**What you have to do**
Each line that includes the word "СТЕЙКИНГА" should be copied from the records.

-- Data for this exercise follows --

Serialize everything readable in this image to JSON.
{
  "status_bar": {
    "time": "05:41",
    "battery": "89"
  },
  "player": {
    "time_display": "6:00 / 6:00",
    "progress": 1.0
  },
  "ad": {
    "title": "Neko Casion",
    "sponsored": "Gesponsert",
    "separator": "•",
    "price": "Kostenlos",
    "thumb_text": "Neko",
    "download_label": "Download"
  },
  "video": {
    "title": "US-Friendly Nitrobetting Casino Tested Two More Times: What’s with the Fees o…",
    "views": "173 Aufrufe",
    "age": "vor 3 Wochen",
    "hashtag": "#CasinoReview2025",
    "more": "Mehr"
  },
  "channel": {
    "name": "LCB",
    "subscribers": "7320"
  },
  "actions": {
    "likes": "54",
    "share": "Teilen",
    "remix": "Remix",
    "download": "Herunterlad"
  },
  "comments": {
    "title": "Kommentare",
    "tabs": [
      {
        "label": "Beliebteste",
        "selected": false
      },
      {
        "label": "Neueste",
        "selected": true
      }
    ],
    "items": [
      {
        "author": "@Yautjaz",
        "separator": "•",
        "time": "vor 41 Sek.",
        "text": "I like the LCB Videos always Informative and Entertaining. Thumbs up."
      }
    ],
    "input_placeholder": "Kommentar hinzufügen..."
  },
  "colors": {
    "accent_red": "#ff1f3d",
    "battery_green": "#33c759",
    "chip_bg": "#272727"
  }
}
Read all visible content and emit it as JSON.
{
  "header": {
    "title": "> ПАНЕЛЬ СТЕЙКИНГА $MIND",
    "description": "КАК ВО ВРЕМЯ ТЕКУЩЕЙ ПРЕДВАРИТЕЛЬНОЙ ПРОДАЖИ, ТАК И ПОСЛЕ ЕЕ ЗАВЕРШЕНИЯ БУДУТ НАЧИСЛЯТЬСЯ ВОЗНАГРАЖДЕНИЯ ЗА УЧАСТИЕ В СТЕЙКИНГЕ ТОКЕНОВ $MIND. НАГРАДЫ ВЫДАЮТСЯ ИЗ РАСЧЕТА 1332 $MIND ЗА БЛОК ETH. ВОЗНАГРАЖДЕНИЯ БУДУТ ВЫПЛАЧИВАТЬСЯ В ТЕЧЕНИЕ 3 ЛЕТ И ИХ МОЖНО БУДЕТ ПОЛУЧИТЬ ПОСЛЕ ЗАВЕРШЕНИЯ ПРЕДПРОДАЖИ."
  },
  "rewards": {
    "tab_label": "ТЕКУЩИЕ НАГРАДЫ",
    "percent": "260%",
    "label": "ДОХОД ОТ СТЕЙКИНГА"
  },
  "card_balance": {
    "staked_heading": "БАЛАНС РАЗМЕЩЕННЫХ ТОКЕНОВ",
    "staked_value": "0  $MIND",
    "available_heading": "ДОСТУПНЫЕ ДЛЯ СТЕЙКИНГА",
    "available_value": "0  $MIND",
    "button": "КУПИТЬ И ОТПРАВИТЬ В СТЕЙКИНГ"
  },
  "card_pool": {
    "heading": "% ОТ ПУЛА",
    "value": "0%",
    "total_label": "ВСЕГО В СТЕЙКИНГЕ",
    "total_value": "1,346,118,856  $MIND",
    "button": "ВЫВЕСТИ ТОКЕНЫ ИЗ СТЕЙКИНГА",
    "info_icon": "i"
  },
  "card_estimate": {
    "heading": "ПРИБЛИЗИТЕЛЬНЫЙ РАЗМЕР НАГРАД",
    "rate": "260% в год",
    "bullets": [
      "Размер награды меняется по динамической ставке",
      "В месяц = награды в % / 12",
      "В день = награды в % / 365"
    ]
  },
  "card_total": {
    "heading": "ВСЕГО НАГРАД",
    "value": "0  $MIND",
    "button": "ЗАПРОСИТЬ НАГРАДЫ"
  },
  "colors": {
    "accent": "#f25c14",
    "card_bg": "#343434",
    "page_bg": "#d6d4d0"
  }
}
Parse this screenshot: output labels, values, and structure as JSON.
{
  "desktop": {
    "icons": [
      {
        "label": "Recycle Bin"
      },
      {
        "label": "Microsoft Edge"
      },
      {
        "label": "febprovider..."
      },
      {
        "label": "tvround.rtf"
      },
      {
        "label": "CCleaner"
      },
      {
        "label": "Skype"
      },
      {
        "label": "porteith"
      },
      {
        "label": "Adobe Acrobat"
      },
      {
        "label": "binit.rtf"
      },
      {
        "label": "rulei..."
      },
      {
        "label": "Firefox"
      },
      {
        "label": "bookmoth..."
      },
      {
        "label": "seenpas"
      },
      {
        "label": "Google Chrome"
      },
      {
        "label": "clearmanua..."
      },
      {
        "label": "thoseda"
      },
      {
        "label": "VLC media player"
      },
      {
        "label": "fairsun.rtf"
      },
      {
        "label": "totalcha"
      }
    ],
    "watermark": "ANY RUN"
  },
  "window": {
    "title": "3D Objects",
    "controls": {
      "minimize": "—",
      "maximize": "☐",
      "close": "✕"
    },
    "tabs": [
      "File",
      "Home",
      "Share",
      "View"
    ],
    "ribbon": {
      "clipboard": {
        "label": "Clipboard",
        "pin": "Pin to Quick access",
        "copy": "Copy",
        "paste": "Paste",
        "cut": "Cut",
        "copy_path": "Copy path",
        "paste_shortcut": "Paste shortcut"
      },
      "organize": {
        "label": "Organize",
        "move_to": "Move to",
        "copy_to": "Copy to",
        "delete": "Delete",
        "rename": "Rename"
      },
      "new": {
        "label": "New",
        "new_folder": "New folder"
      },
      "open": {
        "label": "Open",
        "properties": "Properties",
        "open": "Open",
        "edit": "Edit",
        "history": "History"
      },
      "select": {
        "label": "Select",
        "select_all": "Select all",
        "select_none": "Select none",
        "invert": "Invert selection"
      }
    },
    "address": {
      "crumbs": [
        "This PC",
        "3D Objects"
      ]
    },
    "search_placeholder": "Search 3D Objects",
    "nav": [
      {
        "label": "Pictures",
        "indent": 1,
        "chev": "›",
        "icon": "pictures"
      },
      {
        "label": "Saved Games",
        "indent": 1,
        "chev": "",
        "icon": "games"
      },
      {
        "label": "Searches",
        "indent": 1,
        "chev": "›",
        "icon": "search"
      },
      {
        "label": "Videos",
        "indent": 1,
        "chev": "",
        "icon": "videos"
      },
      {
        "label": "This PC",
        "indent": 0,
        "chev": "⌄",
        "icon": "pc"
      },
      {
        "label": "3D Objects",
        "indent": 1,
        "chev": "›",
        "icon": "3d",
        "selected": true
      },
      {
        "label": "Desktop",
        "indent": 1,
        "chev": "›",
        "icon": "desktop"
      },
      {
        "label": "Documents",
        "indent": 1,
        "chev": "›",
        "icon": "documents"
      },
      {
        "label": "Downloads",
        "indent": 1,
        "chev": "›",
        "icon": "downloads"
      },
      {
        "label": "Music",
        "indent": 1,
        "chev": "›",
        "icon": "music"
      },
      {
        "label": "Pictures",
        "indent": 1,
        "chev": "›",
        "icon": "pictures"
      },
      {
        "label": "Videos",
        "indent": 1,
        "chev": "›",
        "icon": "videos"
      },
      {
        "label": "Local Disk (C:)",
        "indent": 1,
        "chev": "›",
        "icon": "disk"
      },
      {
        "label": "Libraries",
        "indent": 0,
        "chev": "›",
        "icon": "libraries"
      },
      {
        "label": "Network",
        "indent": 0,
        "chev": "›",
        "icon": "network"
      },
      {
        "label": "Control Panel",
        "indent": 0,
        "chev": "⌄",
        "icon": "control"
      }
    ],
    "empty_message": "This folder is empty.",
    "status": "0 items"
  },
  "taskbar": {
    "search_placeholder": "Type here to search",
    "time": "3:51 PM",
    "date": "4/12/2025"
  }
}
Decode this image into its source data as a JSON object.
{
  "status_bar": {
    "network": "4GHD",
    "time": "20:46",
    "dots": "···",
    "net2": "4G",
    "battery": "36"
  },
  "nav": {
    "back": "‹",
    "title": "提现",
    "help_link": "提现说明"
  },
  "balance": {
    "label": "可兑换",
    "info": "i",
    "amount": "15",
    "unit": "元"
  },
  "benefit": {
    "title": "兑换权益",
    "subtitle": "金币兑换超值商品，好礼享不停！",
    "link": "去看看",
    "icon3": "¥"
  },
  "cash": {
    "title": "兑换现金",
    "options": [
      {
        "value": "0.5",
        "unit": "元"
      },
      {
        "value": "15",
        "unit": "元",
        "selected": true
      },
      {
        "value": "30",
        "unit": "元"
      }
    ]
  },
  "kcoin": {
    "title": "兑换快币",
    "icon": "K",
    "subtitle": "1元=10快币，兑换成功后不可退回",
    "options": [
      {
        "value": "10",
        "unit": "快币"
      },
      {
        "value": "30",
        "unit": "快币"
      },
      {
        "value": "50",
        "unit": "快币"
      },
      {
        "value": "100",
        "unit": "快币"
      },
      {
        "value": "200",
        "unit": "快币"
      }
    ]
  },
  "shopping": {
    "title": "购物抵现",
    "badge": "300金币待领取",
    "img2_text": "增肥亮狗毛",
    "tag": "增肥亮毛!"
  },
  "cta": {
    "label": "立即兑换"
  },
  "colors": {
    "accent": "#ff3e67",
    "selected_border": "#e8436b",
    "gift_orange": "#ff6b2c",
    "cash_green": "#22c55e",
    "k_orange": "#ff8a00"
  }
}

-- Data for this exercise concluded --

**Response**
    "title": "> ПАНЕЛЬ СТЕЙКИНГА $MIND",
    "label": "ДОХОД ОТ СТЕЙКИНГА"
    "available_heading": "ДОСТУПНЫЕ ДЛЯ СТЕЙКИНГА",
    "button": "ВЫВЕСТИ ТОКЕНЫ ИЗ СТЕЙКИНГА",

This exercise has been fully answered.